> **About this exercise**
Working through the lines below, return each one that holds "icon".

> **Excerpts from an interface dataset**
+ + + + + + +

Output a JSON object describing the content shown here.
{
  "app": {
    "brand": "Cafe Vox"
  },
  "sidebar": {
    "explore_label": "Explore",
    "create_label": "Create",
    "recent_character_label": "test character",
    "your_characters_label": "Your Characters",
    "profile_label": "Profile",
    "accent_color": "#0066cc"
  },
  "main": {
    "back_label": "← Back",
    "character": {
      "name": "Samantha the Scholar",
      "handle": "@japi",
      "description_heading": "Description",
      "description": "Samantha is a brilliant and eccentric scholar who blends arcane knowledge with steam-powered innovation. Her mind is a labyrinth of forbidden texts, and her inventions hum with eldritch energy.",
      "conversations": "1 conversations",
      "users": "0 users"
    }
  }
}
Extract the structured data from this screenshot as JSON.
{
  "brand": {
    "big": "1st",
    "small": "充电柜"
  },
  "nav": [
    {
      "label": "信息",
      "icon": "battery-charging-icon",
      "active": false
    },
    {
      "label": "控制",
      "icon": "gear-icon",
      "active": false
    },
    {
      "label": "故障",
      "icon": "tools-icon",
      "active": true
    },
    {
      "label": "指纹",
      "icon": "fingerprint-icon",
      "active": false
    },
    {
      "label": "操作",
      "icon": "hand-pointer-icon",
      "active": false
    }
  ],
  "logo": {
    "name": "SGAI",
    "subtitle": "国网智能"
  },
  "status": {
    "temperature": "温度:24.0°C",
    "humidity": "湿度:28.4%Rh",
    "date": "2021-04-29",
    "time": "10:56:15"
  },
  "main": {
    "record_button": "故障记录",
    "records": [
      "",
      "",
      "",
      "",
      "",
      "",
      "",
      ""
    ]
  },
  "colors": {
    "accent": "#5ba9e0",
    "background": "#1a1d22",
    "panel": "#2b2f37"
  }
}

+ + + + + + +

> **Answer space**
      "icon": "battery-charging-icon",
      "icon": "gear-icon",
      "icon": "tools-icon",
      "icon": "fingerprint-icon",
      "icon": "hand-pointer-icon",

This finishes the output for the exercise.